My children are visiting me in Fuglafjørður from California for ten days. We took an evening walk along the edge of the bay near my house.
With so many cameras around, there is always a chance to take a picture of someone taking a picture of someone else taking a picture.
July is the month for shearing sheep in the Faroe Islands. Saturday morning the men went up in the mountains and brought the sheep down to the sheep fold just above the town. In the afternoon I went up the hill to watch the sheep shearing with my children, Jonathan, Natasha, and her husband John, who are visiting me from California. There were about 130 sheep from this section of the mountain that were brought down for shearing, owned by about twenty or thirty families. It was such a beautiful, sunny day that we actually got sunburned.

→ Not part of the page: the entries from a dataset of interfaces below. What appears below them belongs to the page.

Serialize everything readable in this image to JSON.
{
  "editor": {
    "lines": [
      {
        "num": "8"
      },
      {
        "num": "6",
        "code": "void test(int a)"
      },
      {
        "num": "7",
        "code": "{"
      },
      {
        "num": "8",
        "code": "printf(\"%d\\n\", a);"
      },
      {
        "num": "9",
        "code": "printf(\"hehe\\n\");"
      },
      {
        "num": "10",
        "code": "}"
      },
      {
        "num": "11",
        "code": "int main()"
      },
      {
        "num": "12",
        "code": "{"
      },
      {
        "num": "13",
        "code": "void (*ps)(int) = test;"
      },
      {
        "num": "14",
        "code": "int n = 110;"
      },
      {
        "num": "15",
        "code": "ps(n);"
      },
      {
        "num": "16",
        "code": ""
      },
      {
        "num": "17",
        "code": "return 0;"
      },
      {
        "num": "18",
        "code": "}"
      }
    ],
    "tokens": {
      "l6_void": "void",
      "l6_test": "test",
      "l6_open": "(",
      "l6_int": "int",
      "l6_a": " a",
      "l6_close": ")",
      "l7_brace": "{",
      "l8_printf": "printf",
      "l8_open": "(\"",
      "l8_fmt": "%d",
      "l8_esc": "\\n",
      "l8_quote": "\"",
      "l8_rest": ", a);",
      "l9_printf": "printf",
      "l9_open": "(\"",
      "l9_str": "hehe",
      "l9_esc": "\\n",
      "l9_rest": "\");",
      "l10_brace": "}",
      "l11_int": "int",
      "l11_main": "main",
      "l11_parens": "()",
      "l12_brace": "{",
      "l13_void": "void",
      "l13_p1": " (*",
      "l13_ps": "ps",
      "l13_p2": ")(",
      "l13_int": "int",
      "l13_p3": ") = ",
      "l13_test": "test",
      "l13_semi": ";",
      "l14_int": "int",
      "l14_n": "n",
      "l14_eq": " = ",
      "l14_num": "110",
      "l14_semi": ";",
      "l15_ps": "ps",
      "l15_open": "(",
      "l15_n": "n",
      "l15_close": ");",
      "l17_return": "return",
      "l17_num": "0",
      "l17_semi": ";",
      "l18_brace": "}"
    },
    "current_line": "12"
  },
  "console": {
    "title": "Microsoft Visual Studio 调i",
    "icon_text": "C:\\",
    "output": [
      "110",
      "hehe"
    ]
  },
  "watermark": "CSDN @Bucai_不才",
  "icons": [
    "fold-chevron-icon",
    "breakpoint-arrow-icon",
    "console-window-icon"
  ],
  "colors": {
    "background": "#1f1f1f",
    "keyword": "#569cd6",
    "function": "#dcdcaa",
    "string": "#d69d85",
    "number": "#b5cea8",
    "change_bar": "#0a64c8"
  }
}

My children arrived last night from California for a ten day stay in the Faroe Islands. They flew nonstop from San Francisco to Iceland, then waited in Iceland for seven hours for the 75 minute flight to the Faroe Islands, arriving here at midnight. They didn’t see much of the scenery on the way to my home, since it was during the one hour of darkness, but I suspect their eyes were closed part of the time, anyway. I must say it is nice to be surrounded by people who speak the same language I do, but I guess my peace and quiet is over for a while.
I sometimes think that I must soon run out of pictures to take, but there is always something that catches my attention.
The same scenery is in constant change. The seasons change, and the hillsides are so green and the plant life is thriving in the long day-light hours, watered nearly every day by passing clouds and fog. With the long days, I can take pictures nearly any time of the day or night, and the same scene looks different (to me, anyway) in different lighting.
Then there are the inexplicable doings of nature. Usually, I see birds from my window diving for fish in the bay or sitting on the rocks, but sometimes for some unknown reason they all decided to swim today, first to the north, and then back south.
Driving along my street, I could see a huge flock of seagulls ahead of me, and I was curious to know what they were doing. There was a trailer filled with fish parked beside the road, and the gulls were enjoying a feast of fresh fish. I sort of wonder why someone parked an open trailer full of fish by the roadside.
In the Faroe Islands, where it is often very cloudy, you often see a small break in the clouds that creates a spotlight of sunshine. They have a single word to describe this, glotti. So I have a picture of a glotti on Blábjørg.
Summer seems to be the time for doing home repairs. In Fuglafjørður, I think most people do the work themselves, recruiting family and friends to help. I have seen a lot of paint buckets and a lot of scaffolding around the town.
On a recent drive to Tórshavn, I took a few photographs.
The Faroe Islands must have a very large budget for maintaining roads. You don’t go very far without seeing someone working on the roads. I always smile when I see the signs for the rest stops, with a picture of a pine tree and a picnic table. There are no pine trees, and the tables and benches are made from stone.
Waterfalls are everywhere, and they never seem to run dry. This says something about the amount of rainfall here. This time of year, the hillsides are turning very green, and there are many fields and hillsides covered with yellow flowers.
Every summer during the first week of July, Fuglafjørður celebrates the Warm Springs Festival (Varmakelda). The weekend includes lots of music, dancing, soccer, concerts, art shows, cotton candy, popcorn, and carnival rides for the kids.
This year, it rained and rained all day on Saturday, which certainly dampened everyone’s spirits. On Sunday, the weather was lovely (by Faroese standards), and Fuglafjørður was a very busy place. Here are just a few pictures to give you an idea of the festival.
I am always fascinated by the differences in children’s clothing here in the Faroes from what we normally see in California. Here are some pictures of children’s colorful stockings.